_What needs to be done:_ Down to the last line, retype the records below exactly and skip the pictures.

Records excerpted from a collection:
- - - - - - -
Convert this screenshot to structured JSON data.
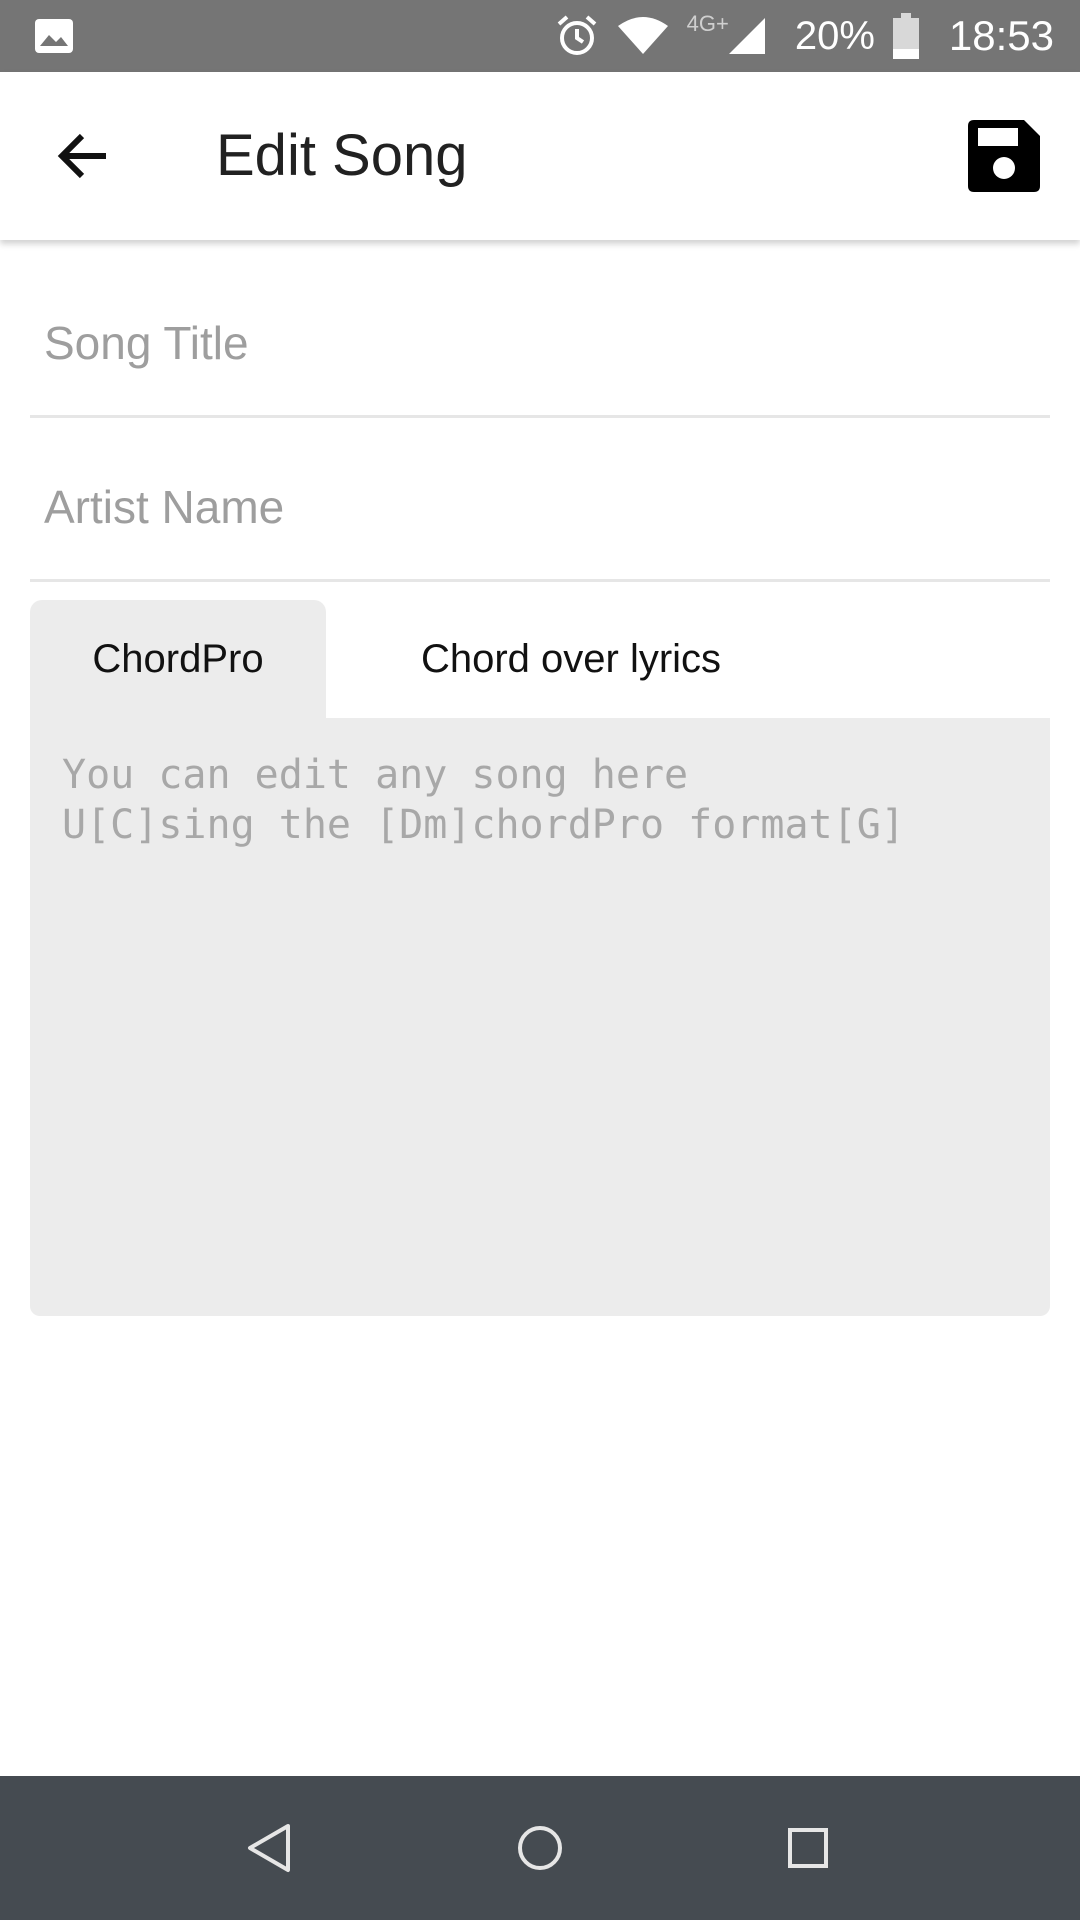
{
  "status_bar": {
    "left_icon": "gallery-icon",
    "icons": [
      "alarm-icon",
      "wifi-icon",
      "signal-icon",
      "battery-icon"
    ],
    "network_type": "4G+",
    "battery_percent": "20%",
    "time": "18:53"
  },
  "app_bar": {
    "back_icon": "arrow-back-icon",
    "title": "Edit Song",
    "save_icon": "floppy-disk-save-icon"
  },
  "form": {
    "song_title": {
      "value": "",
      "placeholder": "Song Title"
    },
    "artist_name": {
      "value": "",
      "placeholder": "Artist Name"
    }
  },
  "tabs": [
    {
      "label": "ChordPro",
      "selected": true
    },
    {
      "label": "Chord over lyrics",
      "selected": false
    }
  ],
  "editor": {
    "value": "",
    "placeholder": "You can edit any song here\nU[C]sing the [Dm]chordPro format[G]"
  },
  "nav_bar": {
    "icons": [
      "back-triangle-icon",
      "home-circle-icon",
      "recents-square-icon"
    ]
  },
  "colors": {
    "status_bar": "#757575",
    "nav_bar": "#454b51",
    "editor_background": "#ececec",
    "placeholder": "#9e9e9e"
  }
}
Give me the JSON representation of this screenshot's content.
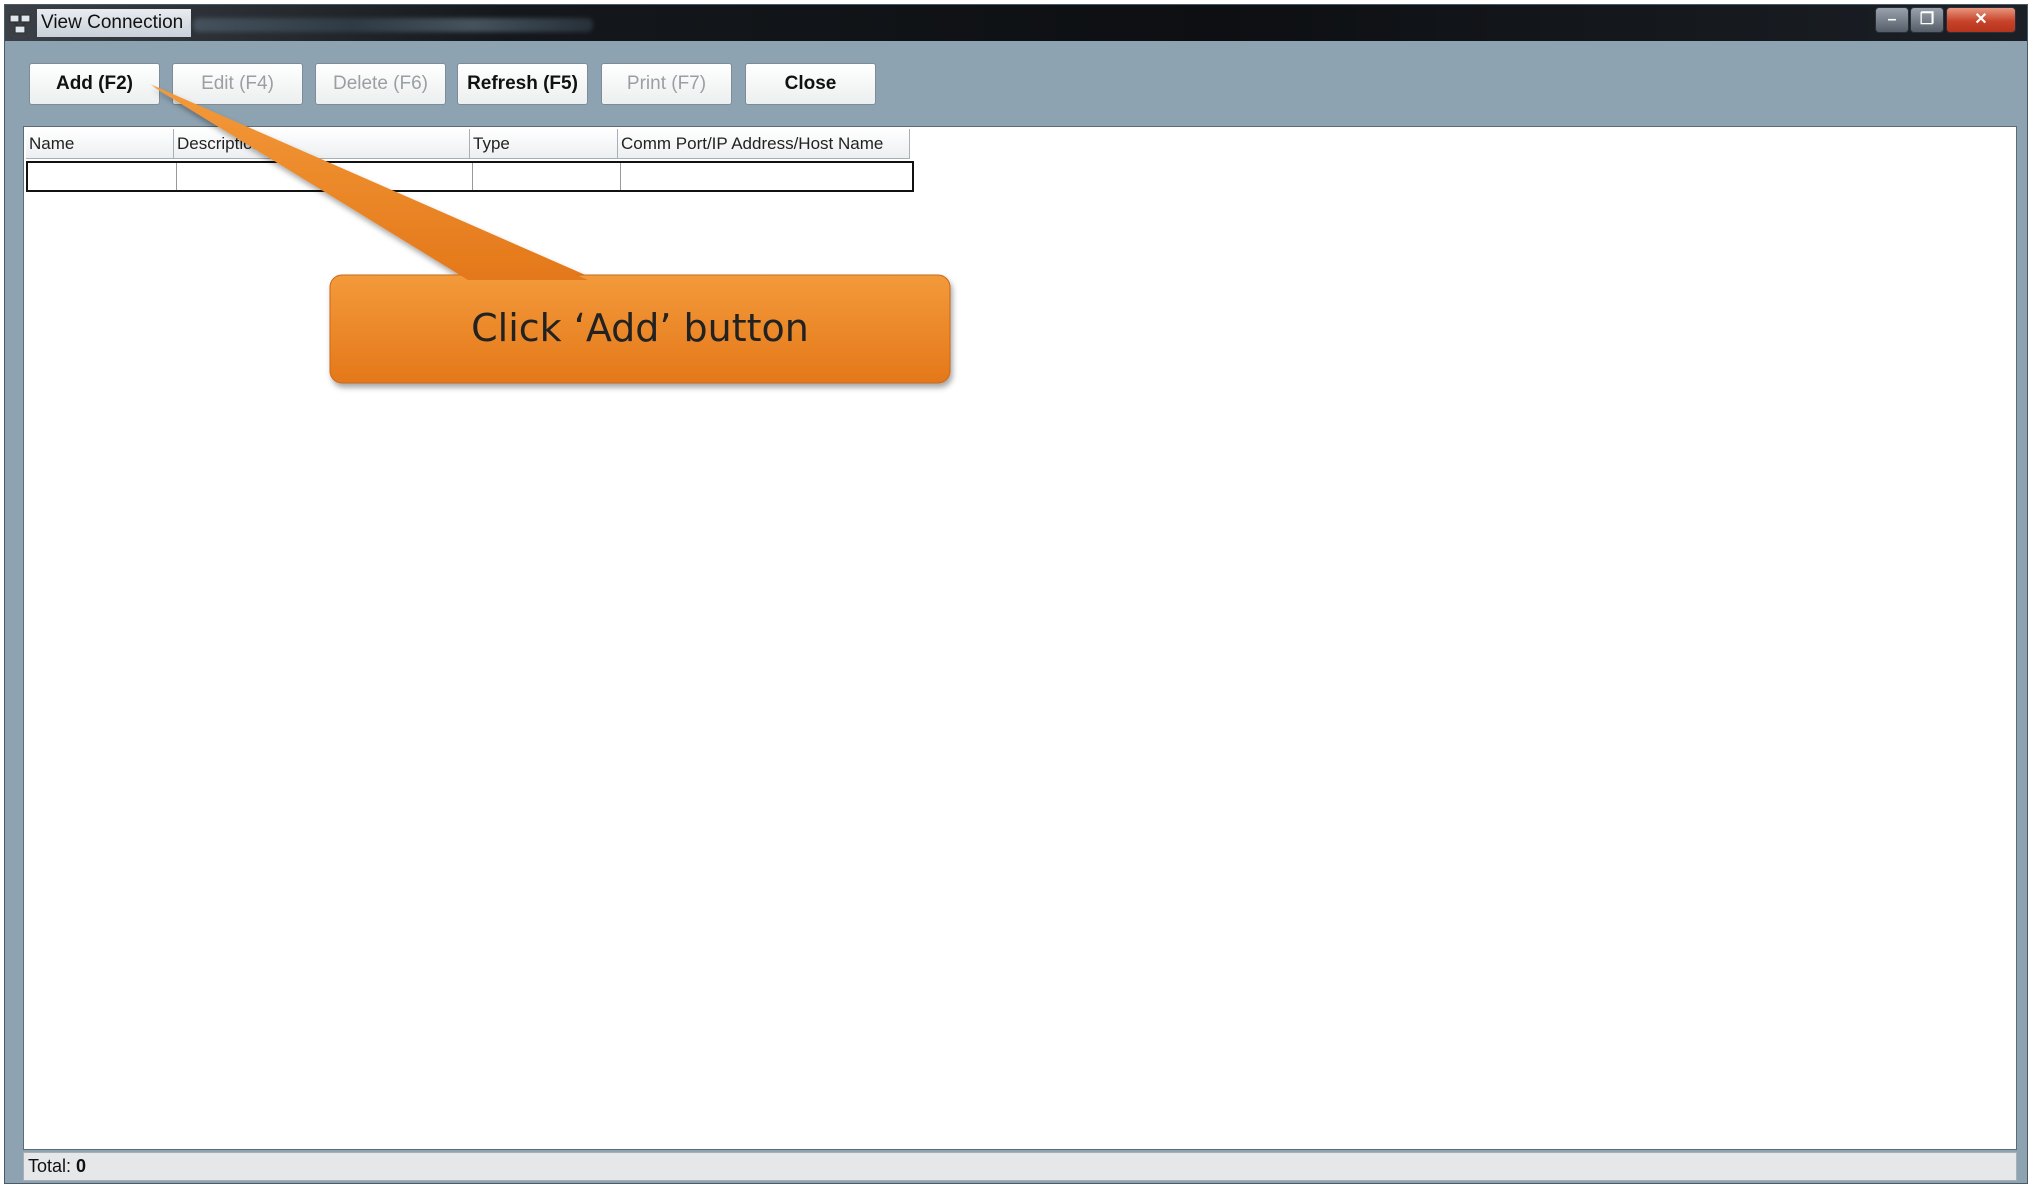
{
  "window": {
    "title": "View Connection"
  },
  "toolbar": [
    {
      "name": "add-button",
      "label": "Add (F2)",
      "enabled": true
    },
    {
      "name": "edit-button",
      "label": "Edit (F4)",
      "enabled": false
    },
    {
      "name": "delete-button",
      "label": "Delete (F6)",
      "enabled": false
    },
    {
      "name": "refresh-button",
      "label": "Refresh (F5)",
      "enabled": true
    },
    {
      "name": "print-button",
      "label": "Print (F7)",
      "enabled": false
    },
    {
      "name": "close-button",
      "label": "Close",
      "enabled": true
    }
  ],
  "grid": {
    "columns": [
      "Name",
      "Description",
      "Type",
      "Comm Port/IP Address/Host Name"
    ]
  },
  "status": {
    "total_label": "Total:",
    "total_value": "0"
  },
  "callout": {
    "text": "Click ‘Add’ button",
    "color": "#ef8a22"
  },
  "window_controls": {
    "minimize_icon": "minimize-icon",
    "maximize_icon": "maximize-icon",
    "close_icon": "close-icon"
  }
}
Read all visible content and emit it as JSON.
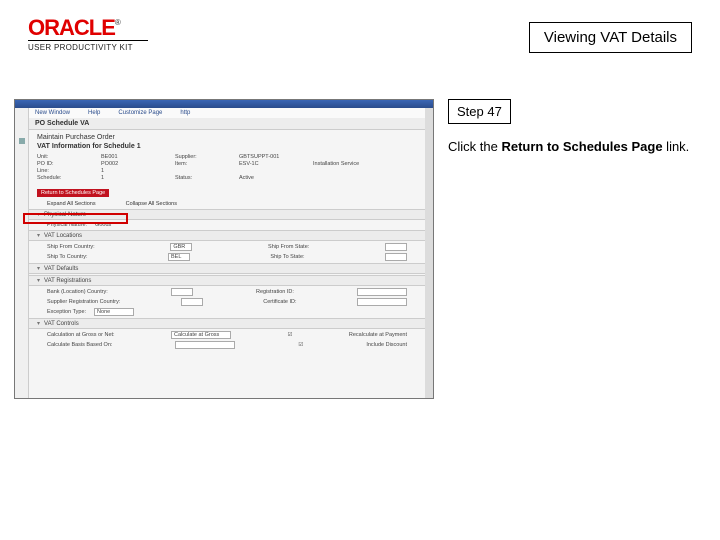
{
  "header": {
    "brand": "ORACLE",
    "tm": "®",
    "subbrand": "USER PRODUCTIVITY KIT",
    "title": "Viewing VAT Details"
  },
  "right": {
    "step": "Step 47",
    "instr_prefix": "Click the ",
    "instr_bold": "Return to Schedules Page",
    "instr_suffix": " link."
  },
  "shot": {
    "tabs": [
      "New Window",
      "Help",
      "Customize Page",
      "http"
    ],
    "crumb": "PO Schedule VA",
    "crumb_right": "",
    "p_title": "Maintain Purchase Order",
    "p_sub": "VAT Information for Schedule 1",
    "kv": {
      "unit_l": "Unit:",
      "unit_v": "BE001",
      "po_l": "PO ID:",
      "po_v": "PO002",
      "supplier_l": "Supplier:",
      "supplier_v": "GBTSUPPT-001",
      "item_l": "Item:",
      "item_v": "ESV-1C",
      "line_l": "Line:",
      "line_v": "1",
      "sched_l": "Schedule:",
      "sched_v": "1",
      "status_l": "Status:",
      "status_v": "Active",
      "instsrv": "Installation Service"
    },
    "return_link": "Return to Schedules Page",
    "expand": "Expand All Sections",
    "collapse": "Collapse All Sections",
    "sec_phys": "Physical Nature",
    "phys_label": "Physical Nature:",
    "phys_val": "Goods",
    "sec_vat_loc": "VAT Locations",
    "loc_from_l": "Ship From Country:",
    "loc_from_v": "GBR",
    "loc_to_l": "Ship To Country:",
    "loc_to_v": "BEL",
    "state_from_l": "Ship From State:",
    "state_to_l": "Ship To State:",
    "sec_def": "VAT Defaults",
    "sec_reg": "VAT Registrations",
    "bank_l": "Bank (Location) Country:",
    "bank_v": "",
    "supreg_l": "Supplier Registration Country:",
    "supreg_v": "",
    "regid_l": "Registration ID:",
    "cert_l": "Certificate ID:",
    "exc_l": "Exception Type:",
    "exc_v": "None",
    "sec_ctrl": "VAT Controls",
    "calc_l": "Calculation at Gross or Net:",
    "calc_v": "Calculate at Gross",
    "recalc_l": "Recalculate at Payment",
    "incl_l": "Include Discount",
    "basis_l": "Calculate Basis Based On:"
  }
}
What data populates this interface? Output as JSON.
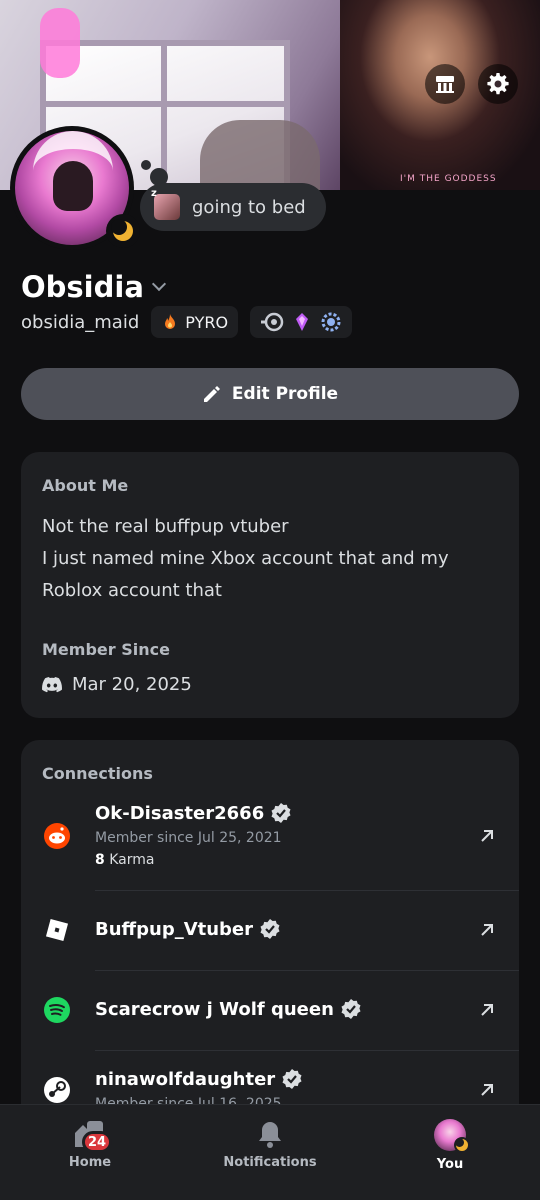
{
  "colors": {
    "accent": "#5865f2",
    "background": "#0f0f11",
    "card": "#1e1f22",
    "badge_red": "#da373c",
    "status_idle": "#f0b232"
  },
  "banner": {
    "shirt_text": "I'M THE GODDESS",
    "shop_icon": "shop-icon",
    "settings_icon": "gear-icon"
  },
  "status": {
    "text": "going to bed"
  },
  "profile": {
    "display_name": "Obsidia",
    "username": "obsidia_maid",
    "tag": "PYRO",
    "edit_label": "Edit Profile"
  },
  "about": {
    "title": "About Me",
    "lines": [
      "Not the real buffpup vtuber",
      "I just named mine Xbox account that and  my",
      "Roblox account that"
    ],
    "member_since_title": "Member Since",
    "member_since_date": "Mar 20, 2025"
  },
  "connections": {
    "title": "Connections",
    "items": [
      {
        "service": "reddit",
        "name": "Ok-Disaster2666",
        "sub": "Member since Jul 25, 2021",
        "karma_value": "8",
        "karma_label": "Karma"
      },
      {
        "service": "roblox",
        "name": "Buffpup_Vtuber"
      },
      {
        "service": "spotify",
        "name": "Scarecrow j Wolf queen"
      },
      {
        "service": "steam",
        "name": "ninawolfdaughter",
        "sub": "Member since Jul 16, 2025"
      }
    ]
  },
  "nav": {
    "home": "Home",
    "home_badge": "24",
    "notifications": "Notifications",
    "you": "You"
  }
}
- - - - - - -
_Exercise answer:_
Convert this screenshot to structured JSON data.
{
  "status_bar": {
    "left_icon": "gallery-icon",
    "icons": [
      "alarm-icon",
      "wifi-icon",
      "signal-icon",
      "battery-icon"
    ],
    "network_type": "4G+",
    "battery_percent": "20%",
    "time": "18:53"
  },
  "app_bar": {
    "back_icon": "arrow-back-icon",
    "title": "Edit Song",
    "save_icon": "floppy-disk-save-icon"
  },
  "form": {
    "song_title": {
      "value": "",
      "placeholder": "Song Title"
    },
    "artist_name": {
      "value": "",
      "placeholder": "Artist Name"
    }
  },
  "tabs": [
    {
      "label": "ChordPro",
      "selected": true
    },
    {
      "label": "Chord over lyrics",
      "selected": false
    }
  ],
  "editor": {
    "value": "",
    "placeholder": "You can edit any song here\nU[C]sing the [Dm]chordPro format[G]"
  },
  "nav_bar": {
    "icons": [
      "back-triangle-icon",
      "home-circle-icon",
      "recents-square-icon"
    ]
  },
  "colors": {
    "status_bar": "#757575",
    "nav_bar": "#454b51",
    "editor_background": "#ececec",
    "placeholder": "#9e9e9e"
  }
}
Give me the JSON representation of this screenshot's content.
{
  "window": {
    "title": "View Connection"
  },
  "toolbar": [
    {
      "name": "add-button",
      "label": "Add (F2)",
      "enabled": true
    },
    {
      "name": "edit-button",
      "label": "Edit (F4)",
      "enabled": false
    },
    {
      "name": "delete-button",
      "label": "Delete (F6)",
      "enabled": false
    },
    {
      "name": "refresh-button",
      "label": "Refresh (F5)",
      "enabled": true
    },
    {
      "name": "print-button",
      "label": "Print (F7)",
      "enabled": false
    },
    {
      "name": "close-button",
      "label": "Close",
      "enabled": true
    }
  ],
  "grid": {
    "columns": [
      "Name",
      "Description",
      "Type",
      "Comm Port/IP Address/Host Name"
    ]
  },
  "status": {
    "total_label": "Total:",
    "total_value": "0"
  },
  "callout": {
    "text": "Click ‘Add’ button",
    "color": "#ef8a22"
  },
  "window_controls": {
    "minimize_icon": "minimize-icon",
    "maximize_icon": "maximize-icon",
    "close_icon": "close-icon"
  }
}
Read all visible content and emit it as JSON.
{
  "header": {
    "brand": "ORACLE",
    "tm": "®",
    "subbrand": "USER PRODUCTIVITY KIT",
    "title": "Viewing VAT Details"
  },
  "right": {
    "step": "Step 47",
    "instr_prefix": "Click the ",
    "instr_bold": "Return to Schedules Page",
    "instr_suffix": " link."
  },
  "shot": {
    "tabs": [
      "New Window",
      "Help",
      "Customize Page",
      "http"
    ],
    "crumb": "PO Schedule VA",
    "crumb_right": "",
    "p_title": "Maintain Purchase Order",
    "p_sub": "VAT Information for Schedule 1",
    "kv": {
      "unit_l": "Unit:",
      "unit_v": "BE001",
      "po_l": "PO ID:",
      "po_v": "PO002",
      "supplier_l": "Supplier:",
      "supplier_v": "GBTSUPPT-001",
      "item_l": "Item:",
      "item_v": "ESV-1C",
      "line_l": "Line:",
      "line_v": "1",
      "sched_l": "Schedule:",
      "sched_v": "1",
      "status_l": "Status:",
      "status_v": "Active",
      "instsrv": "Installation Service"
    },
    "return_link": "Return to Schedules Page",
    "expand": "Expand All Sections",
    "collapse": "Collapse All Sections",
    "sec_phys": "Physical Nature",
    "phys_label": "Physical Nature:",
    "phys_val": "Goods",
    "sec_vat_loc": "VAT Locations",
    "loc_from_l": "Ship From Country:",
    "loc_from_v": "GBR",
    "loc_to_l": "Ship To Country:",
    "loc_to_v": "BEL",
    "state_from_l": "Ship From State:",
    "state_to_l": "Ship To State:",
    "sec_def": "VAT Defaults",
    "sec_reg": "VAT Registrations",
    "bank_l": "Bank (Location) Country:",
    "bank_v": "",
    "supreg_l": "Supplier Registration Country:",
    "supreg_v": "",
    "regid_l": "Registration ID:",
    "cert_l": "Certificate ID:",
    "exc_l": "Exception Type:",
    "exc_v": "None",
    "sec_ctrl": "VAT Controls",
    "calc_l": "Calculation at Gross or Net:",
    "calc_v": "Calculate at Gross",
    "recalc_l": "Recalculate at Payment",
    "incl_l": "Include Discount",
    "basis_l": "Calculate Basis Based On:"
  }
}
What data populates this interface? Output as JSON.
{
  "colors": {
    "accent": "#5865f2",
    "background": "#0f0f11",
    "card": "#1e1f22",
    "badge_red": "#da373c",
    "status_idle": "#f0b232"
  },
  "banner": {
    "shirt_text": "I'M THE GODDESS",
    "shop_icon": "shop-icon",
    "settings_icon": "gear-icon"
  },
  "status": {
    "text": "going to bed"
  },
  "profile": {
    "display_name": "Obsidia",
    "username": "obsidia_maid",
    "tag": "PYRO",
    "edit_label": "Edit Profile"
  },
  "about": {
    "title": "About Me",
    "lines": [
      "Not the real buffpup vtuber",
      "I just named mine Xbox account that and  my",
      "Roblox account that"
    ],
    "member_since_title": "Member Since",
    "member_since_date": "Mar 20, 2025"
  },
  "connections": {
    "title": "Connections",
    "items": [
      {
        "service": "reddit",
        "name": "Ok-Disaster2666",
        "sub": "Member since Jul 25, 2021",
        "karma_value": "8",
        "karma_label": "Karma"
      },
      {
        "service": "roblox",
        "name": "Buffpup_Vtuber"
      },
      {
        "service": "spotify",
        "name": "Scarecrow j Wolf queen"
      },
      {
        "service": "steam",
        "name": "ninawolfdaughter",
        "sub": "Member since Jul 16, 2025"
      }
    ]
  },
  "nav": {
    "home": "Home",
    "home_badge": "24",
    "notifications": "Notifications",
    "you": "You"
  }
}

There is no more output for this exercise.